[Start of section]

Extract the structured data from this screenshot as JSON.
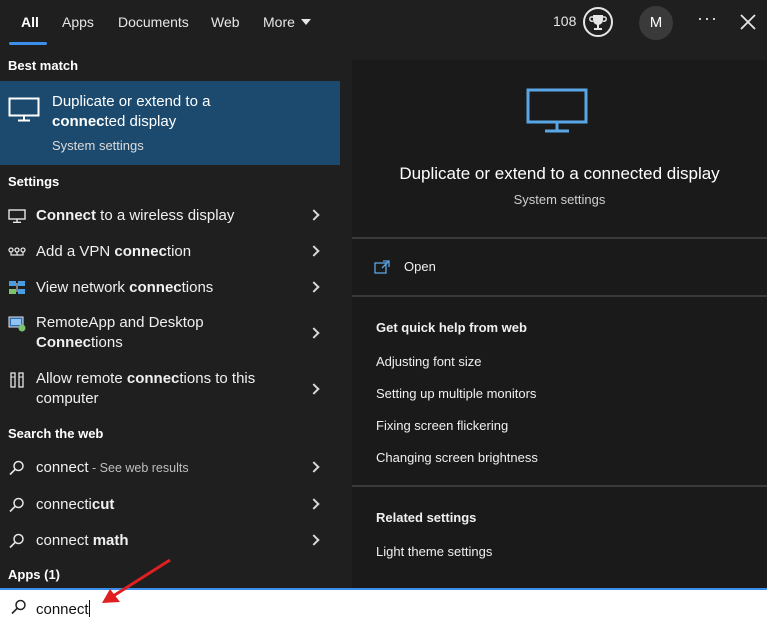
{
  "tabs": [
    {
      "label": "All",
      "active": true
    },
    {
      "label": "Apps"
    },
    {
      "label": "Documents"
    },
    {
      "label": "Web"
    },
    {
      "label": "More"
    }
  ],
  "header": {
    "points": "108",
    "avatar_initial": "M",
    "more_options": "···"
  },
  "left": {
    "best_match_heading": "Best match",
    "best_match": {
      "line1": "Duplicate or extend to a",
      "line2_bold": "connec",
      "line2_rest": "ted display",
      "subtitle": "System settings"
    },
    "settings_heading": "Settings",
    "settings_items": [
      {
        "bold": "Connect",
        "rest": " to a wireless display"
      },
      {
        "pre": "Add a VPN ",
        "bold": "connec",
        "rest": "tion"
      },
      {
        "pre": "View network ",
        "bold": "connec",
        "rest": "tions"
      },
      {
        "line1": "RemoteApp and Desktop",
        "bold": "Connec",
        "rest": "tions"
      },
      {
        "pre": "Allow remote ",
        "bold": "connec",
        "rest": "tions to this",
        "line2": "computer"
      }
    ],
    "web_heading": "Search the web",
    "web_items": [
      {
        "text": "connect",
        "suffix": " - See web results"
      },
      {
        "text": "connecti",
        "bold": "cut"
      },
      {
        "text": "connect ",
        "bold": "math"
      }
    ],
    "apps_heading": "Apps (1)"
  },
  "right": {
    "title": "Duplicate or extend to a connected display",
    "subtitle": "System settings",
    "open_label": "Open",
    "help_heading": "Get quick help from web",
    "help_links": [
      "Adjusting font size",
      "Setting up multiple monitors",
      "Fixing screen flickering",
      "Changing screen brightness"
    ],
    "related_heading": "Related settings",
    "related_links": [
      "Light theme settings"
    ]
  },
  "search": {
    "value": "connect",
    "icon": "search-icon"
  },
  "colors": {
    "accent": "#3b8eea",
    "selected_bg": "#1b4a6e",
    "pane_bg": "#1f1f1f",
    "annotation_arrow": "#e02020"
  }
}
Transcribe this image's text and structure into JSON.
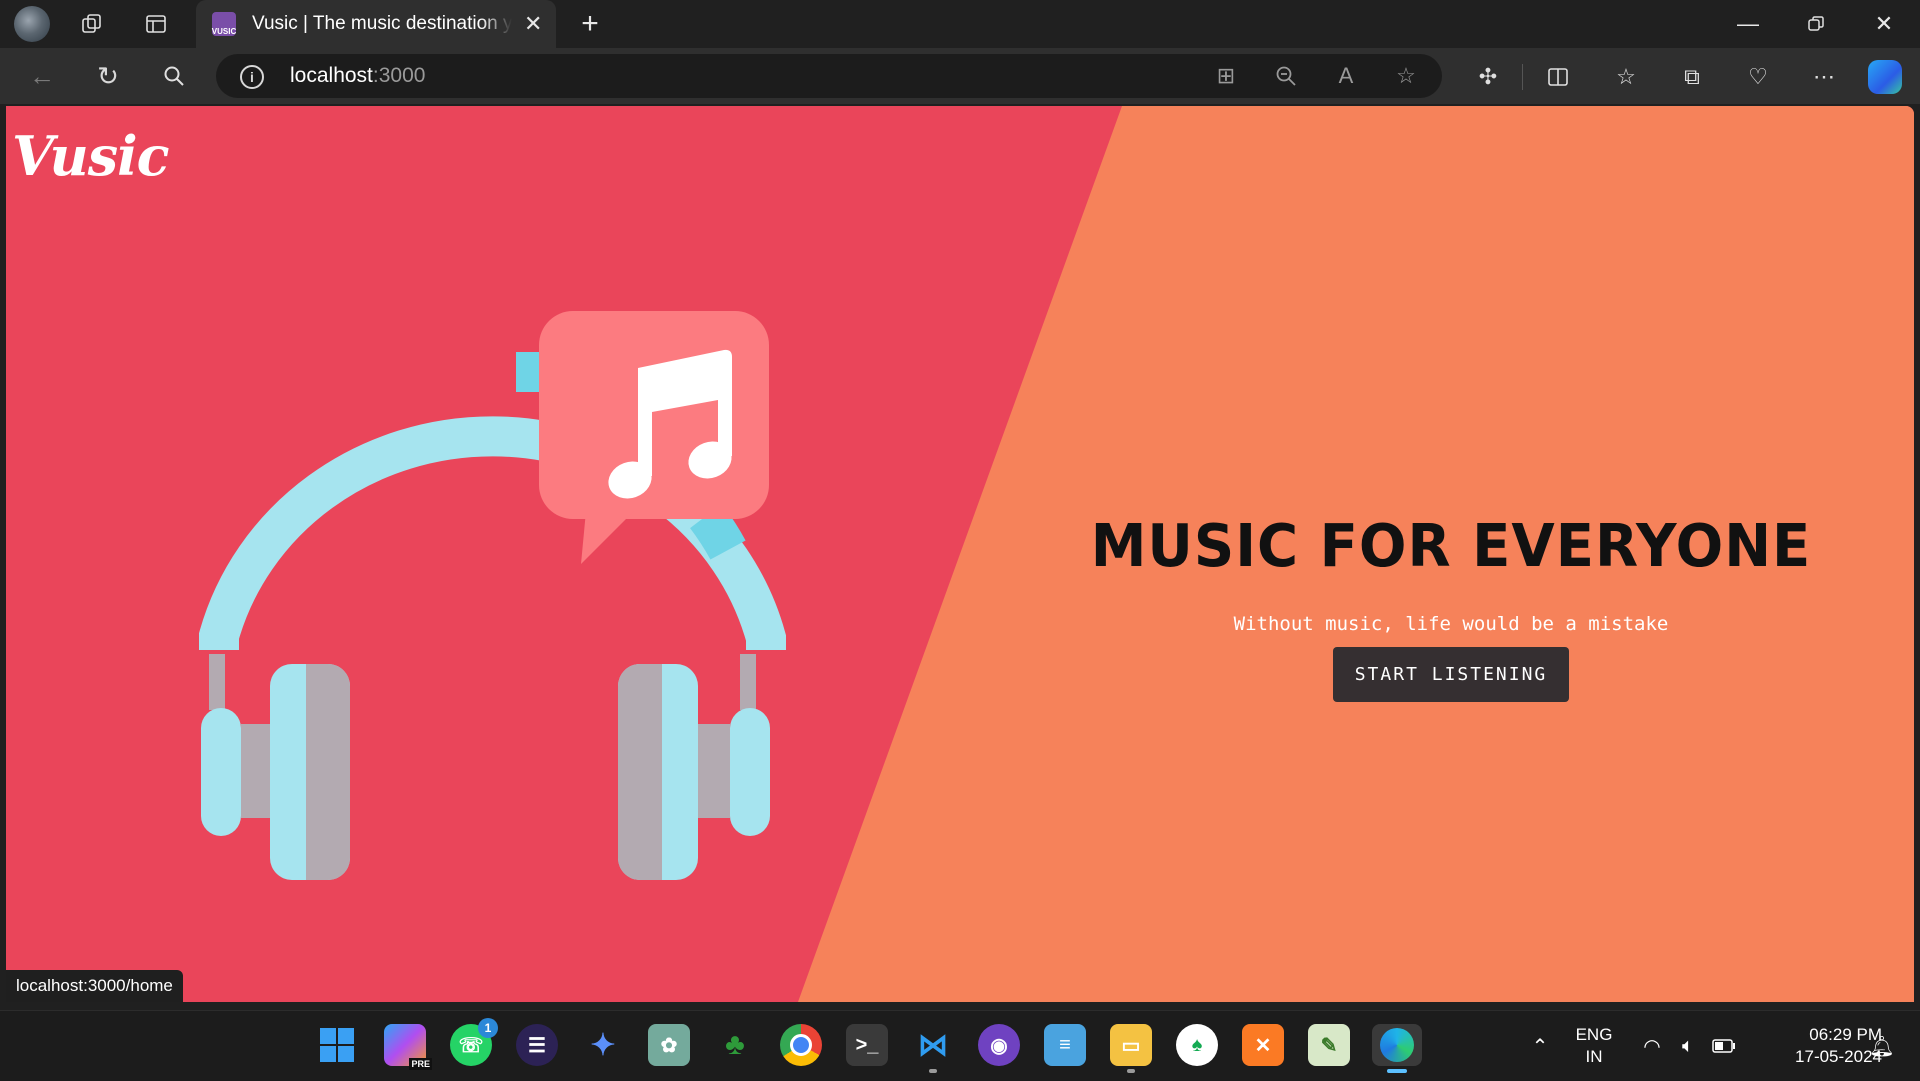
{
  "browser": {
    "tab_title": "Vusic | The music destination you",
    "favicon_text": "VUSIC",
    "url_host": "localhost",
    "url_port": ":3000",
    "status_url": "localhost:3000/home"
  },
  "page": {
    "logo": "Vusic",
    "hero_title": "MUSIC FOR EVERYONE",
    "hero_subtitle": "Without music, life would be a mistake",
    "cta_label": "START LISTENING",
    "colors": {
      "left_bg": "#ea455a",
      "right_bg": "#f6825a",
      "cta_bg": "#352f31",
      "headphone_band": "#a6e4ef",
      "cushion": "#b3aab1",
      "bubble": "#fc7b80"
    }
  },
  "taskbar": {
    "whatsapp_badge": "1",
    "copilot_badge": "PRE",
    "lang_line1": "ENG",
    "lang_line2": "IN",
    "time": "06:29 PM",
    "date": "17-05-2024"
  }
}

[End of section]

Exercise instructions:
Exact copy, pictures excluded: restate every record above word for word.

Reply:
Extract the structured data from this screenshot as JSON.
{
  "tabs": [
    {
      "label": "All",
      "active": true
    },
    {
      "label": "Apps"
    },
    {
      "label": "Documents"
    },
    {
      "label": "Web"
    },
    {
      "label": "More"
    }
  ],
  "header": {
    "points": "108",
    "avatar_initial": "M",
    "more_options": "···"
  },
  "left": {
    "best_match_heading": "Best match",
    "best_match": {
      "line1": "Duplicate or extend to a",
      "line2_bold": "connec",
      "line2_rest": "ted display",
      "subtitle": "System settings"
    },
    "settings_heading": "Settings",
    "settings_items": [
      {
        "bold": "Connect",
        "rest": " to a wireless display"
      },
      {
        "pre": "Add a VPN ",
        "bold": "connec",
        "rest": "tion"
      },
      {
        "pre": "View network ",
        "bold": "connec",
        "rest": "tions"
      },
      {
        "line1": "RemoteApp and Desktop",
        "bold": "Connec",
        "rest": "tions"
      },
      {
        "pre": "Allow remote ",
        "bold": "connec",
        "rest": "tions to this",
        "line2": "computer"
      }
    ],
    "web_heading": "Search the web",
    "web_items": [
      {
        "text": "connect",
        "suffix": " - See web results"
      },
      {
        "text": "connecti",
        "bold": "cut"
      },
      {
        "text": "connect ",
        "bold": "math"
      }
    ],
    "apps_heading": "Apps (1)"
  },
  "right": {
    "title": "Duplicate or extend to a connected display",
    "subtitle": "System settings",
    "open_label": "Open",
    "help_heading": "Get quick help from web",
    "help_links": [
      "Adjusting font size",
      "Setting up multiple monitors",
      "Fixing screen flickering",
      "Changing screen brightness"
    ],
    "related_heading": "Related settings",
    "related_links": [
      "Light theme settings"
    ]
  },
  "search": {
    "value": "connect",
    "icon": "search-icon"
  },
  "colors": {
    "accent": "#3b8eea",
    "selected_bg": "#1b4a6e",
    "pane_bg": "#1f1f1f",
    "annotation_arrow": "#e02020"
  }
}
Transcribe this image's text and structure into JSON.
{
  "browser": {
    "tab_title": "Vusic | The music destination you",
    "favicon_text": "VUSIC",
    "url_host": "localhost",
    "url_port": ":3000",
    "status_url": "localhost:3000/home"
  },
  "page": {
    "logo": "Vusic",
    "hero_title": "MUSIC FOR EVERYONE",
    "hero_subtitle": "Without music, life would be a mistake",
    "cta_label": "START LISTENING",
    "colors": {
      "left_bg": "#ea455a",
      "right_bg": "#f6825a",
      "cta_bg": "#352f31",
      "headphone_band": "#a6e4ef",
      "cushion": "#b3aab1",
      "bubble": "#fc7b80"
    }
  },
  "taskbar": {
    "whatsapp_badge": "1",
    "copilot_badge": "PRE",
    "lang_line1": "ENG",
    "lang_line2": "IN",
    "time": "06:29 PM",
    "date": "17-05-2024"
  }
}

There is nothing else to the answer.